Looking at the trend for teenage smoking, the line is down, down, down since the mid-90s. That’s what one would expect as the rules and social pressure have changed. When I was a high school smoker back then, we were still able to go out to the smoking area behind the library. No doubt as that convenience decreased, fewer kids bothered.
It could be that some percentage of teenagers will simply do something “adult” and addictive like smoking. It’s probably better to allow that to be something like smoking, rather than smoking itself.
The context of the society in which we actually live matters when it comes to legalizing drugs.
It is a ‘fake’ claim that healthcare is “a fundamental human right.” Nothing can be a right if somebody else is forced to pay for it or provide it. Conversely, ‘real’ rights are based on liberty, not coercion, and do not infringe on anyone else’s rights.
— Mike Stenhouse (@MSten37) January 25, 2018
So where will the $$$ come from. @GovRaimondo has proposed $166 million in Medicaid cuts mostly by paying providers less to service Medicaid clients.From Alice in Wonderland, "Imagination is the only weapon in the war against reality." https://t.co/xrO8qfB8Bm
— gary sasse (@gssasse) January 24, 2018
As Southern New England government squeezes everybody in order to keep growing, more people will begin paying attention to what they’re having to give up.
The idea that anti-nicotine activists have a right to ban products that might benefit the nicotine industry relies on speculation and an unhealthy understanding of the boundaries of a representative democracy.
Don’t be fooled: When the governor promises to strengthen health care coverage, in RI, she means that she’ll force everybody to buy more expensive insurance that most of them will never need.
Barely out of the gate in the new legislative session, progressive Democrat Representative Aaron Regunberg of Providence is proving exactly how dangerous he is to the health and well-being of Rhode Islanders:
The bill (2018-H 7042), which Representative Regunberg introduced Jan. 3, would establish a board of pharmacy to examine how prescription drug manufactures set the price for certain prescriptions, and give it the authority to set a maximum allowable price to protect the Rhode Island consumers.
The price-fixing scheme would give nine unelected board members, most of them pharmacists with a financial interest in the industry, deep access to the private information of drug companies and the power to set prices for drugs — particularly those that are among the most innovative and life changing — below the level that companies believe necessary to make it worthwhile to develop more.

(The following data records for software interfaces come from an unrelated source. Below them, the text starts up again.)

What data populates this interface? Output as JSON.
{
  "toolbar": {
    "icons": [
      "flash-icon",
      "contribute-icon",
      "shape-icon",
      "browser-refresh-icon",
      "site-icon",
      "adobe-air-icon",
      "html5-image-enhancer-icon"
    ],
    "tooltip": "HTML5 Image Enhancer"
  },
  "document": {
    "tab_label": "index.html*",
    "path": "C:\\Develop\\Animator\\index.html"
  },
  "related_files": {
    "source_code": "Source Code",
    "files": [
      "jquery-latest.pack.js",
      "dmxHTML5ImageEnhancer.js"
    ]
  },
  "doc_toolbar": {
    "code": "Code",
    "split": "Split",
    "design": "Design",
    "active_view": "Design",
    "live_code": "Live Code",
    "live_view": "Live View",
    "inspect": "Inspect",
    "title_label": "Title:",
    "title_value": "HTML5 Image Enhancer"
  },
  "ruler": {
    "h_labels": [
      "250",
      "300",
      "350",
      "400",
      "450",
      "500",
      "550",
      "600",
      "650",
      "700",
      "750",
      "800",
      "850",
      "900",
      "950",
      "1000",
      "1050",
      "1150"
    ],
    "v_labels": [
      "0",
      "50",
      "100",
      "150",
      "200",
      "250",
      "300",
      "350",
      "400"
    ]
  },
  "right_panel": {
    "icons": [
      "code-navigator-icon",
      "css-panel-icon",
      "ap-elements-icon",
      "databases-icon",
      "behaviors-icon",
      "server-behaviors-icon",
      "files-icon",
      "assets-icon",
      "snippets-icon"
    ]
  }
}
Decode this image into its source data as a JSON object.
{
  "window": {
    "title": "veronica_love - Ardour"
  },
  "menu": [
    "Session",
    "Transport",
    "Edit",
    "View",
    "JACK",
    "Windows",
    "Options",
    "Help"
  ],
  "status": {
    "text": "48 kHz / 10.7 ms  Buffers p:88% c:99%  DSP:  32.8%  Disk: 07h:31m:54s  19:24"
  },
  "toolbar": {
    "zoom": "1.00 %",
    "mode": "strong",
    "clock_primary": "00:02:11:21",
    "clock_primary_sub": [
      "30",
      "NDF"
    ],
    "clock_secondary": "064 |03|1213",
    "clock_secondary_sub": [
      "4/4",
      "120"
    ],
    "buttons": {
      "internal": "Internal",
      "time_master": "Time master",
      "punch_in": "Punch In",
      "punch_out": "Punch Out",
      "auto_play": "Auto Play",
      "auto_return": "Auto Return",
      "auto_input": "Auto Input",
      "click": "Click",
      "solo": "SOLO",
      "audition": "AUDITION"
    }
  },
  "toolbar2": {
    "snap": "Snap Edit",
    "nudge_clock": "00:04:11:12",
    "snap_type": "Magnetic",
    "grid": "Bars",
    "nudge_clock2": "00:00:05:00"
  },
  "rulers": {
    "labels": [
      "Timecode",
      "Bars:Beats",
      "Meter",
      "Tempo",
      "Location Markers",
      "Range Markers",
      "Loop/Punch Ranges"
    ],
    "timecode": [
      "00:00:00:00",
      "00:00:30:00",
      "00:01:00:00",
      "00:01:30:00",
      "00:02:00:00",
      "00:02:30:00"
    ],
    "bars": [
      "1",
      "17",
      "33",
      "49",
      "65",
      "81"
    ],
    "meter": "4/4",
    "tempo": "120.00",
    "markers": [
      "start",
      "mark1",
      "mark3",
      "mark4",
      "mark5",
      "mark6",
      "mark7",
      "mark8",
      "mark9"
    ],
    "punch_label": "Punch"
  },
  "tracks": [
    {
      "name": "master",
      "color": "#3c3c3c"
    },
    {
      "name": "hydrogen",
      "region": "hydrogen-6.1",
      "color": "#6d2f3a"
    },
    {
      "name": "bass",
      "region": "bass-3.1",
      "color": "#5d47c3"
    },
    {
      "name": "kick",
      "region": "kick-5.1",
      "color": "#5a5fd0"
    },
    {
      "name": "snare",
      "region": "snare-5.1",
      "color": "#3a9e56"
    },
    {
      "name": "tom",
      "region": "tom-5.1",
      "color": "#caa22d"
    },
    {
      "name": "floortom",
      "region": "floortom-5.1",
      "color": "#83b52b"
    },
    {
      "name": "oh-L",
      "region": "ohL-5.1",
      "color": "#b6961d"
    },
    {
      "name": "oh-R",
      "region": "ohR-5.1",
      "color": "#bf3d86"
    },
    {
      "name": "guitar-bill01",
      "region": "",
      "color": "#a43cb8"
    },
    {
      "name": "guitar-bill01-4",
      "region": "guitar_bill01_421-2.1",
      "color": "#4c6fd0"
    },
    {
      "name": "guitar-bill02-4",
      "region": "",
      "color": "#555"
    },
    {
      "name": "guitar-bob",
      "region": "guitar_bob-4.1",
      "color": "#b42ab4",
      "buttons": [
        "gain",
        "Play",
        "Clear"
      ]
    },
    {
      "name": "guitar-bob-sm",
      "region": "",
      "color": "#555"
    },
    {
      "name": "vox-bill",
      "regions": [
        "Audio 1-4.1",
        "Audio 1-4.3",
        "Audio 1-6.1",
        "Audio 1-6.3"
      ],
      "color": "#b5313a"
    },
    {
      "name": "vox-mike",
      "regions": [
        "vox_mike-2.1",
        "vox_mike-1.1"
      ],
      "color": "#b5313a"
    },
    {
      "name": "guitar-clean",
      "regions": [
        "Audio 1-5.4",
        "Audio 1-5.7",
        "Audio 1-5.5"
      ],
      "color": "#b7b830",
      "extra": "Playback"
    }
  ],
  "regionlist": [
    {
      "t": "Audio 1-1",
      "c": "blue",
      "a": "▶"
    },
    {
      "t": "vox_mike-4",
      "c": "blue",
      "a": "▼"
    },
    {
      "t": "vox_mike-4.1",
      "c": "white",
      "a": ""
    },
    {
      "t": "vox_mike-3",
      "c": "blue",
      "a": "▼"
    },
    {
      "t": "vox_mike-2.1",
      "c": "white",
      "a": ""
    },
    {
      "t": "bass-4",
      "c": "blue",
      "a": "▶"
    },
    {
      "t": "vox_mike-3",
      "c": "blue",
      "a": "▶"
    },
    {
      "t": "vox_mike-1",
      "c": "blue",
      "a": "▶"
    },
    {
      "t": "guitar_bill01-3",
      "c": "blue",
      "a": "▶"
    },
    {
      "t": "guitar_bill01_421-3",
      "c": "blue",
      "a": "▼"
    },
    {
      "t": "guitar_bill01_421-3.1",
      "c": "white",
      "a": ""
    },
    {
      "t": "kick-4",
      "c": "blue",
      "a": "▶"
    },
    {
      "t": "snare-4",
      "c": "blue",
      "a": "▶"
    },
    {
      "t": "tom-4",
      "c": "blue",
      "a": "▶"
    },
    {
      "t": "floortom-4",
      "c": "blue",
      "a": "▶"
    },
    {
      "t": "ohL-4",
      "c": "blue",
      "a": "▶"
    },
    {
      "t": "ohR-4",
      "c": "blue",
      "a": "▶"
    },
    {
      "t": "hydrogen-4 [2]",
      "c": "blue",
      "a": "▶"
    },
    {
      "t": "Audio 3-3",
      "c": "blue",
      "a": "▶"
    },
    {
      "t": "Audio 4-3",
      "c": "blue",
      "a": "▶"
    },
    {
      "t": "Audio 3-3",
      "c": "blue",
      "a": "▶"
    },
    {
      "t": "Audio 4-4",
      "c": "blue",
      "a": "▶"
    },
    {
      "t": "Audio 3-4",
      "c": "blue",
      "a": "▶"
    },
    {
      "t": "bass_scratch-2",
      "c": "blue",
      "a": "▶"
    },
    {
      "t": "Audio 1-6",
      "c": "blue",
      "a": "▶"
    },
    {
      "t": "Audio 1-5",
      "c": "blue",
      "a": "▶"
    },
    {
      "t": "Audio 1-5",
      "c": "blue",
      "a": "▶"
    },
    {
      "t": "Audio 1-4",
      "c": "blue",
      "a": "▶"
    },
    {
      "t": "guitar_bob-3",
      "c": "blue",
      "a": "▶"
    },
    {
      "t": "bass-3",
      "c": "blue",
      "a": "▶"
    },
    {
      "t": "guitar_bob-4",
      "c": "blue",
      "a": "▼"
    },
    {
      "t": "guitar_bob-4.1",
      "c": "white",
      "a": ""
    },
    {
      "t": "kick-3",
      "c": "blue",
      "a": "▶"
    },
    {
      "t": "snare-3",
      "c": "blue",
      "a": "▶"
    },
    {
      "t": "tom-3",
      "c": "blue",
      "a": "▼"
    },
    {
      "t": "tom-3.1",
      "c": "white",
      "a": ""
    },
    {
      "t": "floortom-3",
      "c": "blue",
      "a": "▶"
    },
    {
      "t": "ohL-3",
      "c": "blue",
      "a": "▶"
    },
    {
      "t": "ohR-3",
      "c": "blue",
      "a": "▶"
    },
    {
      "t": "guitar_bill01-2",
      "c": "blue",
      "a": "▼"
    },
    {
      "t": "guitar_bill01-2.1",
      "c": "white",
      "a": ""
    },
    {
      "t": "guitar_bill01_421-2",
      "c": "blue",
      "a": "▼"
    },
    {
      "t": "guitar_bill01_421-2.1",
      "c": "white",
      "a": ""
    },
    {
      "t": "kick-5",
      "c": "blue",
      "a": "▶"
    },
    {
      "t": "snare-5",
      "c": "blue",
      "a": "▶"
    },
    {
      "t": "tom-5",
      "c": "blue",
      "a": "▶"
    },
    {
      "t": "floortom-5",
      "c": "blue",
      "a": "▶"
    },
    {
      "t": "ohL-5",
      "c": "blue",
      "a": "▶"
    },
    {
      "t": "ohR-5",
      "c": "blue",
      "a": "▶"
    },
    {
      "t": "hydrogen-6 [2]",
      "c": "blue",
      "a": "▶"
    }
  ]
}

There is no reason to expect pharmacists to understand every aspect of drugs’ production and sale generally, let alone the internal operations of a particular company. If companies are forced to justify pricing decisions to Rhode Island’s socialist-nine board members and beg their indulgence, the potential for corruption is immense. If the members are cycled out every three-year term, then they’ll lack a long-term perspective, but if they’re kept on the board for much longer, they’ll become less accountable.
The minimum price for a drug in the state will always be zero… in the sense of being unavailable.
Given the critical nature of its products, our health care market does need controls against price gouging, but we should go the route of reform and competition, not the philosophy that has brought Venezuelans into the gutter. Reform patent laws, giving generic drug manufacturers more opportunity. Take the thumb off of insurance companies so they’ll have more leverage against drug companies. Take the restrictions off of health care providers and consumers so they’ll have leverage to shop around for drugs, insurers, and types of treatments.
Above all, Regunberg’s bill illustrates how close we are to the end game of government control, and that’s an extremely unhealthy place to be.